"""

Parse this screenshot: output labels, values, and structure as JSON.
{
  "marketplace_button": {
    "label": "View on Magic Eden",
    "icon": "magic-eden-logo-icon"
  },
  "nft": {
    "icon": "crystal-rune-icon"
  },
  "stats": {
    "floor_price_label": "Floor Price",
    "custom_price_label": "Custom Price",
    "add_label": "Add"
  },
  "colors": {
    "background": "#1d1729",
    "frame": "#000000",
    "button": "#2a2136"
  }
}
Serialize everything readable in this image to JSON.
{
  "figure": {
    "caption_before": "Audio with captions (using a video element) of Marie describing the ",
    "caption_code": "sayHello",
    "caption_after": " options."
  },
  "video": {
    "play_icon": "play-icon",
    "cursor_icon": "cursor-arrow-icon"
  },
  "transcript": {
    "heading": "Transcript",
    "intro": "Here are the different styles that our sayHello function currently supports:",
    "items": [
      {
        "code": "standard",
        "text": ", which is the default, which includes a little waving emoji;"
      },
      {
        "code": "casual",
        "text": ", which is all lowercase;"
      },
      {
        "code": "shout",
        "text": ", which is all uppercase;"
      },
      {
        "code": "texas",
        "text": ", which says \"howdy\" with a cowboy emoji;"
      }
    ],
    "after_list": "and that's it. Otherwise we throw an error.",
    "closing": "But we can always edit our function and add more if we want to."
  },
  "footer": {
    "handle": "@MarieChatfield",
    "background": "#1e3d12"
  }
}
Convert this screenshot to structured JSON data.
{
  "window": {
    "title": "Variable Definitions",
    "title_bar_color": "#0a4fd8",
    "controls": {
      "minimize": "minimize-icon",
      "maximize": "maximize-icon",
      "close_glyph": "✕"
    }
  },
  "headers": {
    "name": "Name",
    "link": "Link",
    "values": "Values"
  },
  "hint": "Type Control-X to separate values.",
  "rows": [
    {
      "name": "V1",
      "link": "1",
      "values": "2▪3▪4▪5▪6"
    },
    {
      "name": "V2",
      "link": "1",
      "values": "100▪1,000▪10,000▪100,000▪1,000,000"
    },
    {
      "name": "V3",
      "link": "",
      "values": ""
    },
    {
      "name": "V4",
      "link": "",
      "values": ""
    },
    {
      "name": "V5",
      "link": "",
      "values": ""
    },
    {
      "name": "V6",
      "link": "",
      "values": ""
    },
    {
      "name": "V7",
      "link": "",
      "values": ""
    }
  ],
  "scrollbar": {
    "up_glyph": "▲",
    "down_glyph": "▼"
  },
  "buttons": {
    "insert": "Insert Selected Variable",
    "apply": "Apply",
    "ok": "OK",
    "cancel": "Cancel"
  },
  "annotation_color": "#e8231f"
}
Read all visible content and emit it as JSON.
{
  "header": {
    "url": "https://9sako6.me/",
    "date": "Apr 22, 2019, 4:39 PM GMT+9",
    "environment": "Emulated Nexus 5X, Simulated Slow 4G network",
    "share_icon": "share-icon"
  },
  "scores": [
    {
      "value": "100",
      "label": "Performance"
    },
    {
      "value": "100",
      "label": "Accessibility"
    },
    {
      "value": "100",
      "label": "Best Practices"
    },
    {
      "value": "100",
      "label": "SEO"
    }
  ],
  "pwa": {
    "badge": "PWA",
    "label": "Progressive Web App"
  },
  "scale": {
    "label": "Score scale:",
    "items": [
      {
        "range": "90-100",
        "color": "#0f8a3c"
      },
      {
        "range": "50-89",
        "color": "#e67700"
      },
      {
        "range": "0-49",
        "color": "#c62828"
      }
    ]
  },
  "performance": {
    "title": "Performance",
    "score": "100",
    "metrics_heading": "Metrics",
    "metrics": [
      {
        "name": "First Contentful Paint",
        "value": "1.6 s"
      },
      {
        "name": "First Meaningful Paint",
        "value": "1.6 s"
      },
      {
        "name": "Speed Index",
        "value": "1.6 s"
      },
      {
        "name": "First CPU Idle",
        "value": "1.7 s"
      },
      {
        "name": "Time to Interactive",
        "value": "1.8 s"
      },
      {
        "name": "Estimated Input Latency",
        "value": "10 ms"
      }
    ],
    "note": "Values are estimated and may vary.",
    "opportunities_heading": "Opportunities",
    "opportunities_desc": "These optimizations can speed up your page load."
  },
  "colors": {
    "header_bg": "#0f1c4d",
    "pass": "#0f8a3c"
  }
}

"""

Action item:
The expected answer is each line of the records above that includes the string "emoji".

Task result:
        "text": ", which is the default, which includes a little waving emoji;"
        "text": ", which says \"howdy\" with a cowboy emoji;"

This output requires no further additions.